The payments were described as “donations,” which I guess was intended to make the payment-for-interview scheme seem more ethical. Of course, it’s a common and accepted practice to encourage donations to a good cause by offering something of value in exchange. That’s how my Kidlit for Japan auction raised over $10,000 for Unicef’s efforts to help young victims of the earthquake and tsunami in Japan. In the case of this interview and review site, however, there was no charity organization identified–just an opportunity to “feed wild animals.” This plea was accompanied by a picture of a raccoon eating from a cereal bowl and another of a squirrel chowing down on a peanut. You know, the kind of wild animals that can be fed from your back porch. Also pictured was the site owner’s cat. I’m not even kidding!
How exactly does one distinguish a “donation” that isn’t optional, verifiable, or tax deductible from an ordinary fee for service? If you’re asking people to pay for interviews, and if you’re claiming that this is an ethical and legitimate service, why not just come out and say so? Unless you have something to hide… And seriously, if you as a published author have to pay people to talk to you, it’s time to change your brand of mouthwash.
It should be obvious that any review done for a fee is ethically compromised from the start. When the author slips the reviewer $50 under the table, there’s no incentive for that reviewer to provide an honest (and therefore trustworthy and meaningful) review. When the review is based on notes provided by the author, there’s no need for the reviewer to even open the book, or load it onto an ebook reader, or whatever. A promise that the reviews will be posted within five business days of payment is a virtual guarantee that the book will not be read carefully, or at all. There’s no need to even provide a review copy, nor in this case was there a mailing address for doing so. There was even an admonition against sending attachments to the site’s email address!

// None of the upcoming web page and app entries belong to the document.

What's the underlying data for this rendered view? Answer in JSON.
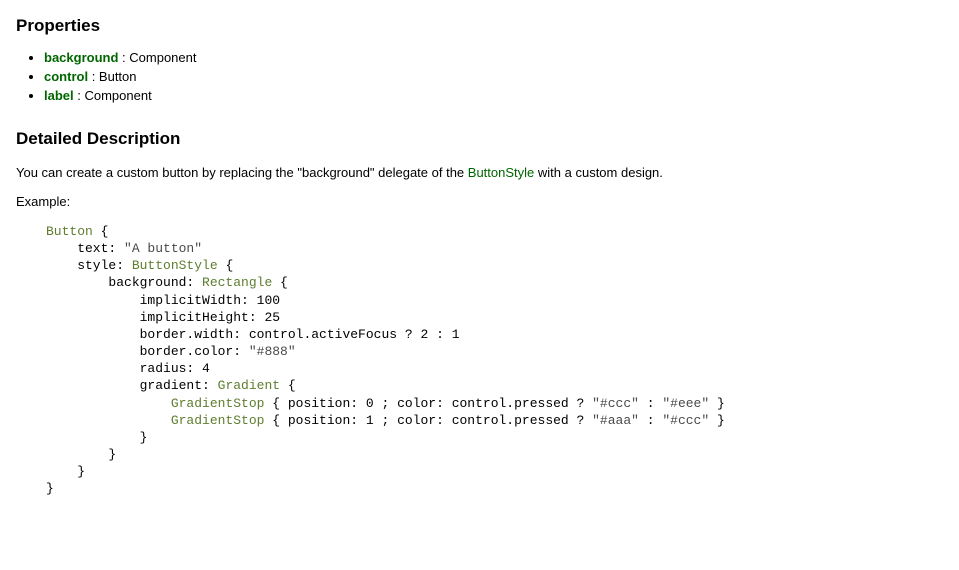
{
  "sections": {
    "properties_heading": "Properties",
    "detailed_heading": "Detailed Description"
  },
  "properties": [
    {
      "name": "background",
      "type": "Component"
    },
    {
      "name": "control",
      "type": "Button"
    },
    {
      "name": "label",
      "type": "Component"
    }
  ],
  "desc_parts": {
    "before_link": "You can create a custom button by replacing the \"background\" delegate of the ",
    "link_text": "ButtonStyle",
    "after_link": " with a custom design."
  },
  "example_label": "Example:",
  "code": {
    "t_button": "Button",
    "l_text_prefix": "    text: ",
    "l_text_str": "\"A button\"",
    "l_style_prefix": "    style: ",
    "t_buttonstyle": "ButtonStyle",
    "l_bg_prefix": "        background: ",
    "t_rectangle": "Rectangle",
    "l_implw_prefix": "            implicitWidth: ",
    "l_implw_val": "100",
    "l_implh_prefix": "            implicitHeight: ",
    "l_implh_val": "25",
    "l_bw_prefix": "            border.width: control.activeFocus ? ",
    "l_bw_v1": "2",
    "l_bw_mid": " : ",
    "l_bw_v2": "1",
    "l_bc_prefix": "            border.color: ",
    "l_bc_str": "\"#888\"",
    "l_radius_prefix": "            radius: ",
    "l_radius_val": "4",
    "l_grad_prefix": "            gradient: ",
    "t_gradient": "Gradient",
    "l_gs1_prefix": "                ",
    "t_gradientstop": "GradientStop",
    "l_gs1_mid1": " { position: ",
    "l_gs1_pos": "0",
    "l_gs1_mid2": " ; color: control.pressed ? ",
    "l_gs1_c1": "\"#ccc\"",
    "l_gs1_mid3": " : ",
    "l_gs1_c2": "\"#eee\"",
    "l_gs1_end": " }",
    "l_gs2_pos": "1",
    "l_gs2_c1": "\"#aaa\"",
    "l_gs2_c2": "\"#ccc\"",
    "close1": "            }",
    "close2": "        }",
    "close3": "    }",
    "close4": "}"
  }
}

Unless it’s disclosed in bold print in the top paragraph that such a review was paid for or that the book being reviewed was never actually read, that’s an act of fraud perpetrated against the reading public.
All the interviews I saw, including the one I’d originally been directed to, were of self-published authors. What they had really paid for was a good feeling and a thin veneer of legitimacy: if you’ve been interviewed on a site you don’t own, you must be a real author; if your book has reviews from somebody outside your family, it must be a real book.
In reality, if you pay for an interview or review out of naivete, you are being scammed by somebody who is playing off your insecurities or vanity. If you pay for it to trick potential readers, you are an active participant in a conspiracy to scam others. Either way, I can’t say this any more strongly:
Interviews and reviews should be free. Do not pay for them! Do not compromise your values in exchange for vague promises of increased sales or unverifiable claims that a paid interview will exposure your work to “readers, literary agents, publishers and development executives from films, cable and TV.”
This shortcut will not sell books, raise public awareness, or advance your writing career in any way.